After you’ve successfully formed your LLC, there are a couple of steps you’ll need to periodically take in order to maintain it, including:
- Filing your annual report
- Sorting out your tax responsibilities
We’ve broken down how to complete each of these steps in greater detail below.
File the Annual Report
All LLCs based in Washington must file an annual report with the Secretary of State providing up-to-date information on important aspects of the business, such as its legal name, current members/managers, and the name and address of its registered agent.
For your business’s first year of operation, you’ll need to submit an initial report within 120 days of forming, however this can be done while submitting your Certificate of Formation at no additional cost (for online filings only).
Note: Annual reports can be filed online or by mail, along with a $60 filing fee.
Sort Out Your Taxes
Regardless of where your LLC is registered, you will be required to pay certain federal taxes. This includes corporation and employer taxes (for LLCs filing as a C corporation), and federal income tax and self-employment taxes (for LLCs taxed as pass-through entities).
In addition, there are a number of different taxes you’ll be required to pay at a local and state level, which can vary depending on the nature of your business.
Below are some of the most common taxes in Washington State:
Business and Occupation Tax
Instead of income tax, Washington charges Business and Occupation (B&O) Tax on all a business’s revenue exceeding $35,000. There are four main classifications for B&O Tax which influence the rate and way in which it’s applied:
- Retailing B&O Tax: This is a flat tax rate of 0.471% applied to businesses involved in the sale or rentals of goods and certain services to customers. It must generally be collected on all sales unless there's a specific exemption.
- Wholesaling B&O Tax: A flat tax rate of 0.484% imposed on the sales of goods and certain services to an individual or entity who will resell them, such as packaging supplies. Buyers are required to provide you with a reseller permit before you can sell to them.
- Manufacturing B&O Tax: A tax rate of 0.484% applied to businesses manufacturing products in Washington, whether for sale or their own use. If your business also sells the products it makes, it will need to pay this tax in addition to Wholesaling/Retailing B&O Taxes.
- Service and Other Activities B&O Tax: This tax is levied at a rate of 1.5% on the income of businesses providing professional or personal services, such as offering notary services, internet access, or computer usage. This income is exempt from sales tax.
After registering with the Department of Revenue, your LLC should be provided with more detailed instructions on how to file your B&O tax return through the My DOR system.
Sales and Use Taxes
Sales and use taxes are a percentage added to the price of tangible goods and most services bought and used within the state. In Washington State, this is levied at a flat general rate of 6.50%, though local jurisdictions are also able to impose up to 4.10% in additional sales tax, with the average total sales tax rate being 8.86%.

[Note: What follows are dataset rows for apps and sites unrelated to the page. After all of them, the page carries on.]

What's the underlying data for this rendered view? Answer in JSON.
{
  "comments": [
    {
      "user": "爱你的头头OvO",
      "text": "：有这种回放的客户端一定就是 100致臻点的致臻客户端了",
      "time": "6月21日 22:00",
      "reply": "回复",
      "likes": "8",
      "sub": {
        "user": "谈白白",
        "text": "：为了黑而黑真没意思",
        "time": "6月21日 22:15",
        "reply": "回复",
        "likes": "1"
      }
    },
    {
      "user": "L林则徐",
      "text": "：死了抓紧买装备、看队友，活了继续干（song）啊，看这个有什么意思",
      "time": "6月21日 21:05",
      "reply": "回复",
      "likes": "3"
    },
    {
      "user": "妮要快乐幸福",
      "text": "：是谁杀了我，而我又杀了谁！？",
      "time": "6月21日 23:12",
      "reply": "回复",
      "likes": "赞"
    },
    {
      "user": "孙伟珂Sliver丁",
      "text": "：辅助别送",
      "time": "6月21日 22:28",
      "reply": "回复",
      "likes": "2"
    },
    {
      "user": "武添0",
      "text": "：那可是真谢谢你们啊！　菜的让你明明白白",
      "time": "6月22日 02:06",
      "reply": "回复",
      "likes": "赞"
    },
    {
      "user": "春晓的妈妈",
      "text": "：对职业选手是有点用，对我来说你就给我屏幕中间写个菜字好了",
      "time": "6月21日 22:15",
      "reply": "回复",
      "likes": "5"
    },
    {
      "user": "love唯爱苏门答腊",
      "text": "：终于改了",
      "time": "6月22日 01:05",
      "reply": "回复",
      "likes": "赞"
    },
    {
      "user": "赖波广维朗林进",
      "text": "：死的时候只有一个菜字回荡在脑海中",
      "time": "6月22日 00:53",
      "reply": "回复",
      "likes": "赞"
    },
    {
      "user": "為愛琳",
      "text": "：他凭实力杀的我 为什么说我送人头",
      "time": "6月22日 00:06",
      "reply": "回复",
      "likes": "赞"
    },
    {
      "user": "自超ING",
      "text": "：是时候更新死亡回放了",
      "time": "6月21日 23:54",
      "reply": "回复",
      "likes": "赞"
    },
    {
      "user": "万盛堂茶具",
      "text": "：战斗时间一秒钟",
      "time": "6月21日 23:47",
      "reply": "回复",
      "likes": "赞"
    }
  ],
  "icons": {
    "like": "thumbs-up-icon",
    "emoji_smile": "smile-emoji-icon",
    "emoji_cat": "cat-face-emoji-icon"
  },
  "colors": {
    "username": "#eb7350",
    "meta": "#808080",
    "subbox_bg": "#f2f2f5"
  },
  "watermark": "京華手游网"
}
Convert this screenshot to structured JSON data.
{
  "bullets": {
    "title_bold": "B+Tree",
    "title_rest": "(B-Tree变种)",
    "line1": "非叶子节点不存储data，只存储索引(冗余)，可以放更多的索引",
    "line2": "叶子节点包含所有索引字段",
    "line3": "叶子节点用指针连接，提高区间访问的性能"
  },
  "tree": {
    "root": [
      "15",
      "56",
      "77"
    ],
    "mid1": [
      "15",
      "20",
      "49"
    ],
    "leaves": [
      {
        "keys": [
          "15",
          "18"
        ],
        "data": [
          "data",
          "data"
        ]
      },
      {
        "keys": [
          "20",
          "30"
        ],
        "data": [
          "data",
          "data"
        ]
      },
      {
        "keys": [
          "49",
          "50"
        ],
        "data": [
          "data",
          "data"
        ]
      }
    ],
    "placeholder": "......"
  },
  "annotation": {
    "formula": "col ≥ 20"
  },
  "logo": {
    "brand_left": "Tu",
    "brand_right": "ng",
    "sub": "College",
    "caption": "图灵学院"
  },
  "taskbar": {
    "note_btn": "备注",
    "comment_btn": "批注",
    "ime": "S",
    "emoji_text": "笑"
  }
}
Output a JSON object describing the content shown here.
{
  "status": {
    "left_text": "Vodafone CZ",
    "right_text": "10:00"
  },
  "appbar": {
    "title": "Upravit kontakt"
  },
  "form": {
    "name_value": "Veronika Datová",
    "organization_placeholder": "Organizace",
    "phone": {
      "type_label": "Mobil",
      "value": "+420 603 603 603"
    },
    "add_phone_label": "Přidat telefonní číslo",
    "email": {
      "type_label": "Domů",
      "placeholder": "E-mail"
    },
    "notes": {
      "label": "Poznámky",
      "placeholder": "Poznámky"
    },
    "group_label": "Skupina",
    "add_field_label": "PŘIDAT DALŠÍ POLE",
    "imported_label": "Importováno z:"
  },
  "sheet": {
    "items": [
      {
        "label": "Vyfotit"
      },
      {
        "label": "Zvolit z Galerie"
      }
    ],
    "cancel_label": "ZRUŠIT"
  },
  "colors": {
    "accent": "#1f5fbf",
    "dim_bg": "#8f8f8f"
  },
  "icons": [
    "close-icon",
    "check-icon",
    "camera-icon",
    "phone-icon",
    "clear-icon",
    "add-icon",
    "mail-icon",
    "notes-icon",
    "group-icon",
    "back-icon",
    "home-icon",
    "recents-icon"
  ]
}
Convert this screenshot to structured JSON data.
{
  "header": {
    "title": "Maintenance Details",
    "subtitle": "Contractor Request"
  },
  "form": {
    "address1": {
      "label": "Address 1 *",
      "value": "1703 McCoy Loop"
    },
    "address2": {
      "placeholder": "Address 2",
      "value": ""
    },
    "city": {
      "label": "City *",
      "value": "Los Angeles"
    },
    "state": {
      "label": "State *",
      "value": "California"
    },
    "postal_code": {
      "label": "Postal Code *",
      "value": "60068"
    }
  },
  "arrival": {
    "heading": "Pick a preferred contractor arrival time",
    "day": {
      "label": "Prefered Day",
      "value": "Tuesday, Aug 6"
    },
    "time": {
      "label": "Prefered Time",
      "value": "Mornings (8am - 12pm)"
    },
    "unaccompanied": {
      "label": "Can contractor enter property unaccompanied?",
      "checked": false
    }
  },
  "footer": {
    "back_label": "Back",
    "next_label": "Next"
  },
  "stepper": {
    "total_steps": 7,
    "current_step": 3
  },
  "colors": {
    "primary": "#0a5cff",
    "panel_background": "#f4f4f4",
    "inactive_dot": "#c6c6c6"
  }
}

Sales and use tax is paid online through the Washington State Department of Revenue’s My DOR platform, often on a monthly basis by the 25th of each month.
Note: If your LLC needs to collect sales/use tax, it will first need to register with the Washington Department of Revenue (DOR) and obtain a state business license by following the DOR’s instructions.